▸ **About this exercise**:
Among the records below, find the lines with the word "shortcut" and copy them.

▸ **Collected data**:
[Start of section]

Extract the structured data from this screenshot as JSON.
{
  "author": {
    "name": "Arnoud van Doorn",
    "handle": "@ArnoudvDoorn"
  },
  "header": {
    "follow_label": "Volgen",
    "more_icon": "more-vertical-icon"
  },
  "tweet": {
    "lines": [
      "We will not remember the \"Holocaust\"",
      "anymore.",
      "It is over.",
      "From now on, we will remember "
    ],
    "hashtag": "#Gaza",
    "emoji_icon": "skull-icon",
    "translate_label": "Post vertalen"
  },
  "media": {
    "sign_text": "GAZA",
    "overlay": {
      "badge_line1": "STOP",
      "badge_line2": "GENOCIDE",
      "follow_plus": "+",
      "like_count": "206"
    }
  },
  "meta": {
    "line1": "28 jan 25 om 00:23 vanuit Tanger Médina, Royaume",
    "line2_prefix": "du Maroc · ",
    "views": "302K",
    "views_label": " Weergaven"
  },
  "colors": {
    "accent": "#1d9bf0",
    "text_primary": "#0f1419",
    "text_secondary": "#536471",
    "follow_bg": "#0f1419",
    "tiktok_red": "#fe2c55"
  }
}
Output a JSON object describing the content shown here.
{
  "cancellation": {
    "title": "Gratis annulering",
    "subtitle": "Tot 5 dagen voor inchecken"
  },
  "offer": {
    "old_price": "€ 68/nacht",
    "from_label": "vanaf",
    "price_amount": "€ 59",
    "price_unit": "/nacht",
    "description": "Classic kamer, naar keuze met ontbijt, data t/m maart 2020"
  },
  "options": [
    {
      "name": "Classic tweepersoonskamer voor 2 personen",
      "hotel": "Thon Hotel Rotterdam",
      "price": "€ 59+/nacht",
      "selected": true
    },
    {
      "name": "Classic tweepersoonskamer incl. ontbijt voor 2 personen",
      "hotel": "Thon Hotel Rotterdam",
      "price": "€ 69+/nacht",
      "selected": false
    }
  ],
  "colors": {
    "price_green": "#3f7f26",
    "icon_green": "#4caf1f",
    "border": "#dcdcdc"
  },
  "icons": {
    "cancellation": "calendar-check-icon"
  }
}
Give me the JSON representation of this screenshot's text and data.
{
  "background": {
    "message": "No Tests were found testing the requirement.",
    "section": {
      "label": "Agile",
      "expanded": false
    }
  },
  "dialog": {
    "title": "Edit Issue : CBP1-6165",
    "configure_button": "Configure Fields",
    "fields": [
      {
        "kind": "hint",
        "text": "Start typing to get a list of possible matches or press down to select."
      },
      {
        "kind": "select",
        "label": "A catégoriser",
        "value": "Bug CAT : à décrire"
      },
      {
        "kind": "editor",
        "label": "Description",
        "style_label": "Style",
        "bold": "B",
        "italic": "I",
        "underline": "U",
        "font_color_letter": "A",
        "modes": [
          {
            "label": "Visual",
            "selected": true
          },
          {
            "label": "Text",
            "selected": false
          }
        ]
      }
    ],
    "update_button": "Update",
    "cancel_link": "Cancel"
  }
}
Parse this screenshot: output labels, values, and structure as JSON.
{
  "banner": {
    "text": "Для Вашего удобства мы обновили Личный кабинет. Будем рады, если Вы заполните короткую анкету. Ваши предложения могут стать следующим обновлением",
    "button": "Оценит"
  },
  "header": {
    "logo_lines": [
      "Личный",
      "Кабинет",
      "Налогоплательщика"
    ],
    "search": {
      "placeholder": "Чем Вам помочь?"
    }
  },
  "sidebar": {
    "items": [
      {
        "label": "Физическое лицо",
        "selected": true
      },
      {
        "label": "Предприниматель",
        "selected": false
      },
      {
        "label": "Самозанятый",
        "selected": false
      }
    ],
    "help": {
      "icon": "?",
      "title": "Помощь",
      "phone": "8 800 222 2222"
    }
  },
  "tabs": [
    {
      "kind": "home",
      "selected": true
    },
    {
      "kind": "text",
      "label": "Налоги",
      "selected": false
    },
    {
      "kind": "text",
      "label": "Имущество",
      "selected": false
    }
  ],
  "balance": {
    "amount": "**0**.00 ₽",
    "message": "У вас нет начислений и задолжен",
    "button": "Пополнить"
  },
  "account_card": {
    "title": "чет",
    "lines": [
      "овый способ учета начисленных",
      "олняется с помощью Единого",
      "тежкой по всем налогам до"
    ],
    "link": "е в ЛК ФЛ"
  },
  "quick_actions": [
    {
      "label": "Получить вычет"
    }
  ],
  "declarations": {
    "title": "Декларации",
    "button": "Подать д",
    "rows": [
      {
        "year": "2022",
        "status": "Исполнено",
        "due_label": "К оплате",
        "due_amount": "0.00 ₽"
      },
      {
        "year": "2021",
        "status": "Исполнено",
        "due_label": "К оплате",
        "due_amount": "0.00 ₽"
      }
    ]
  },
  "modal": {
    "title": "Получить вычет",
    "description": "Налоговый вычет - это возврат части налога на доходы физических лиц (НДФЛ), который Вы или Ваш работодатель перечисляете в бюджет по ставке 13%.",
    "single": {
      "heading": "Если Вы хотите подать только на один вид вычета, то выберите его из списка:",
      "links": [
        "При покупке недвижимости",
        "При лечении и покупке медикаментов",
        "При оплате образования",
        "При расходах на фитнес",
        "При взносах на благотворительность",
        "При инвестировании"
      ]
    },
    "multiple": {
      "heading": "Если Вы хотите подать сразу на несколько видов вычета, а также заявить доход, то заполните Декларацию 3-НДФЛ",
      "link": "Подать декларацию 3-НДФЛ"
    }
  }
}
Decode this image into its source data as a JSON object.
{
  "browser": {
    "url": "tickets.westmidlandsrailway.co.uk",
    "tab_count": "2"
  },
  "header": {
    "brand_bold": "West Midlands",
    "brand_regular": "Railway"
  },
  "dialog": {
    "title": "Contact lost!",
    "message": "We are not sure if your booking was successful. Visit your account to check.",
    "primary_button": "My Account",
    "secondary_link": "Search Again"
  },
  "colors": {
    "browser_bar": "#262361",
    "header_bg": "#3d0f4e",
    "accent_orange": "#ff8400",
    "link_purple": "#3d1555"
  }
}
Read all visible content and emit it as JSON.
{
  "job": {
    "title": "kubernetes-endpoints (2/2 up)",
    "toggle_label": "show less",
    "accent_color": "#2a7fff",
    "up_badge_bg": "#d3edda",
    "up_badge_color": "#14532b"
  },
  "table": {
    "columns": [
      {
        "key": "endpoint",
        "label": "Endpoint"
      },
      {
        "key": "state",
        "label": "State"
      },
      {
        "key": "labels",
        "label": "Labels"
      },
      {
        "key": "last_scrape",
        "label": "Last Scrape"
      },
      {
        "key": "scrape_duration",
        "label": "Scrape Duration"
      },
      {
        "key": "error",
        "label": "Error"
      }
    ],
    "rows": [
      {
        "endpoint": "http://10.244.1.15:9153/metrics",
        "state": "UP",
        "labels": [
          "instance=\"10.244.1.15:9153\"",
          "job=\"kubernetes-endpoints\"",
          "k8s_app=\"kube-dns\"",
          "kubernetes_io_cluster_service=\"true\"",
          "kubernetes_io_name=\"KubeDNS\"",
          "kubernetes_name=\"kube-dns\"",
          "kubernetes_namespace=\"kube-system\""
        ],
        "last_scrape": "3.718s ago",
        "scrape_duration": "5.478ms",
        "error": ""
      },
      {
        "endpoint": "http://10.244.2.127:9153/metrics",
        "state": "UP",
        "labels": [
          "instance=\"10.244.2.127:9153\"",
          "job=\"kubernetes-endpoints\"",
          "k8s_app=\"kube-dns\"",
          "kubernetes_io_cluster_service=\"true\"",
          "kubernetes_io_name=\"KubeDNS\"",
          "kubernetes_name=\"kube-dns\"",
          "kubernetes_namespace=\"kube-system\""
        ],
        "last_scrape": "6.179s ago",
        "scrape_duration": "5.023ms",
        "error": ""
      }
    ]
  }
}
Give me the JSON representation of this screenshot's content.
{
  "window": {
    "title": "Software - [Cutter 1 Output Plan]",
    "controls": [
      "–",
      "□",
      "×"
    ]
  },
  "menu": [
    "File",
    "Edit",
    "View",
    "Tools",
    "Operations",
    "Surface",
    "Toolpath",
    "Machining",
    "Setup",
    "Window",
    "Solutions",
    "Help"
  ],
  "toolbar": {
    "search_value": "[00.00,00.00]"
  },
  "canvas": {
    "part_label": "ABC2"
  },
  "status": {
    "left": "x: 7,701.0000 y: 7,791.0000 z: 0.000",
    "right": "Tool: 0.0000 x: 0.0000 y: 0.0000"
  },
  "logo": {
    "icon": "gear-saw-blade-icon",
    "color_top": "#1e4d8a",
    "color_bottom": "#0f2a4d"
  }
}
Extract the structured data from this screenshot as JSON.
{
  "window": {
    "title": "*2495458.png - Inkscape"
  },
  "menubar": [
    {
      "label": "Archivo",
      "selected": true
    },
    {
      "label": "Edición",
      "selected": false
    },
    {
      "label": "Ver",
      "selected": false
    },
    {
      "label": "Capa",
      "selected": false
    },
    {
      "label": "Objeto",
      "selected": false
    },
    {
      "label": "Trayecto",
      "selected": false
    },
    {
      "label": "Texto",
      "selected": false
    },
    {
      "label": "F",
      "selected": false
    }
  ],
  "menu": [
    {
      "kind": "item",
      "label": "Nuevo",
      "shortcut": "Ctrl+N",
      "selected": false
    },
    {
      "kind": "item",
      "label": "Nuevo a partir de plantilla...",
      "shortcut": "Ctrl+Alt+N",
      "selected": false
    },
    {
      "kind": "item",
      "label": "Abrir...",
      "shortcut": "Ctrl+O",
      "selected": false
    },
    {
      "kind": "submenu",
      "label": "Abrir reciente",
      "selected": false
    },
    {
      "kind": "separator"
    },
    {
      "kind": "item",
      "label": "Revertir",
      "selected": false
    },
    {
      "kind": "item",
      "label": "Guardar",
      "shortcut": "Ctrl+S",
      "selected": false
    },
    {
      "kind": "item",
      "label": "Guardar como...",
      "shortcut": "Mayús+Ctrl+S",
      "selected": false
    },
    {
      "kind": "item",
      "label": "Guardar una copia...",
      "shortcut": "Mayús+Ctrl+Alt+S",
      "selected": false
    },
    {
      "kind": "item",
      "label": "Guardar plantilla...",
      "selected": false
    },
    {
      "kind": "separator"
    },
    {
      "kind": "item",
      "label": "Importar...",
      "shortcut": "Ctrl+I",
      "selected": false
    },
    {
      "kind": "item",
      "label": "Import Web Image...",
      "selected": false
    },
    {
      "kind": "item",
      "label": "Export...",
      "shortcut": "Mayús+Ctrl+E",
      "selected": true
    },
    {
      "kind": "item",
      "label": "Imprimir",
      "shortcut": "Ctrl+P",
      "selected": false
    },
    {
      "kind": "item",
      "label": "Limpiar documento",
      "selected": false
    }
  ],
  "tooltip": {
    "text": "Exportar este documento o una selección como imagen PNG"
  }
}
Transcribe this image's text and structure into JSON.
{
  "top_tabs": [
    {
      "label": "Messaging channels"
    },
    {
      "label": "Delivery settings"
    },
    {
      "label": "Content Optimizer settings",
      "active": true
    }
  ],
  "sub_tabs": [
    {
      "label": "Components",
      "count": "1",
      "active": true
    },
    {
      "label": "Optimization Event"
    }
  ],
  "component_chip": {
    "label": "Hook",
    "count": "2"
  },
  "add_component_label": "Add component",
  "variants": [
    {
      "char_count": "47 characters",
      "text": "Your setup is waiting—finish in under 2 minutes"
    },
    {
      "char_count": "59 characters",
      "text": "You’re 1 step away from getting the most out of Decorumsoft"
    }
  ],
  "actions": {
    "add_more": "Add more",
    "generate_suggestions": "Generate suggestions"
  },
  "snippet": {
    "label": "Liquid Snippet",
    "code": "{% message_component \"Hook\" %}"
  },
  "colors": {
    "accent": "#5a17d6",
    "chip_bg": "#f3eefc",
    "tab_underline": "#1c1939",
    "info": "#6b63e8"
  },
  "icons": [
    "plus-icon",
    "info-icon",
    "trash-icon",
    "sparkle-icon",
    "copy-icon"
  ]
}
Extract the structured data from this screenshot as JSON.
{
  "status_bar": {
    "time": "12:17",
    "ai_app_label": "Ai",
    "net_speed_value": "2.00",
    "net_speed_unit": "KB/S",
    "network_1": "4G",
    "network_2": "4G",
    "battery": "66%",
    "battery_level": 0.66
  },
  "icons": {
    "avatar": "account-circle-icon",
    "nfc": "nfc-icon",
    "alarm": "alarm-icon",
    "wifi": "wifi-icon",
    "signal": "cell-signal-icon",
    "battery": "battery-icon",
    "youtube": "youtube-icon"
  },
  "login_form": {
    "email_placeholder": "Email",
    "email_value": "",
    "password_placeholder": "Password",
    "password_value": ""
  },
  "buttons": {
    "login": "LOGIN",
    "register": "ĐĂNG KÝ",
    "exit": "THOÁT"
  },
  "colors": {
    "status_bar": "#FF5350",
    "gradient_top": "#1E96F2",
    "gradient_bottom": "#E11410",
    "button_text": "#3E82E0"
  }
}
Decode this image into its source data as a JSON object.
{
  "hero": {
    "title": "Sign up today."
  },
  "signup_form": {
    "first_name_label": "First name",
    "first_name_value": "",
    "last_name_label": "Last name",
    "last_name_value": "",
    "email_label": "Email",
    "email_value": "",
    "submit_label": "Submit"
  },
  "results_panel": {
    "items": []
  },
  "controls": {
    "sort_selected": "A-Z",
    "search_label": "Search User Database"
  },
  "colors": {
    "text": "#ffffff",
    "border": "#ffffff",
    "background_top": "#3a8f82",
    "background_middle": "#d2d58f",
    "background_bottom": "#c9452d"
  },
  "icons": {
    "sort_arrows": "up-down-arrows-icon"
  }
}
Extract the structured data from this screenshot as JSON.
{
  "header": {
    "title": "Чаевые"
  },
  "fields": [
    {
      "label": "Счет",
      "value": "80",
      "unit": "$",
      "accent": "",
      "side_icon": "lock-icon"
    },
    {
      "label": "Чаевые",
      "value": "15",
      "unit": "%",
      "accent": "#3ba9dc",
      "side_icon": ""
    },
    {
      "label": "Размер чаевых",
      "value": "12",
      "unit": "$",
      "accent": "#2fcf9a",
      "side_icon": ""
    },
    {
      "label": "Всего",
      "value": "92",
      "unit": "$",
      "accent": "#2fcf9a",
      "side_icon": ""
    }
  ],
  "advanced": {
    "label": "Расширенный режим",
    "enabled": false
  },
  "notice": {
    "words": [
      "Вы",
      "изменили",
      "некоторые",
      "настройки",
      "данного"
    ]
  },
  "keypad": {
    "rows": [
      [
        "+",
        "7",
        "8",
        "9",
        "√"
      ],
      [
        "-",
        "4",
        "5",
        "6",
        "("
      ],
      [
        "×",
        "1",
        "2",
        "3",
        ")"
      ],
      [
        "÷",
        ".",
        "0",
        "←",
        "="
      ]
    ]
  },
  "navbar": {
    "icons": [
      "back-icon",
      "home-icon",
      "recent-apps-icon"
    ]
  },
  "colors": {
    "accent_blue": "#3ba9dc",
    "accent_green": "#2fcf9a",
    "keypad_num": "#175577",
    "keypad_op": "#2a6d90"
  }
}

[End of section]

▸ **Response for this exercise**:
      "shortcut": "Ctrl+N",
      "shortcut": "Ctrl+Alt+N",
      "shortcut": "Ctrl+O",
      "shortcut": "Ctrl+S",
      "shortcut": "Mayús+Ctrl+S",
      "shortcut": "Mayús+Ctrl+Alt+S",
      "shortcut": "Ctrl+I",
      "shortcut": "Mayús+Ctrl+E",
      "shortcut": "Ctrl+P",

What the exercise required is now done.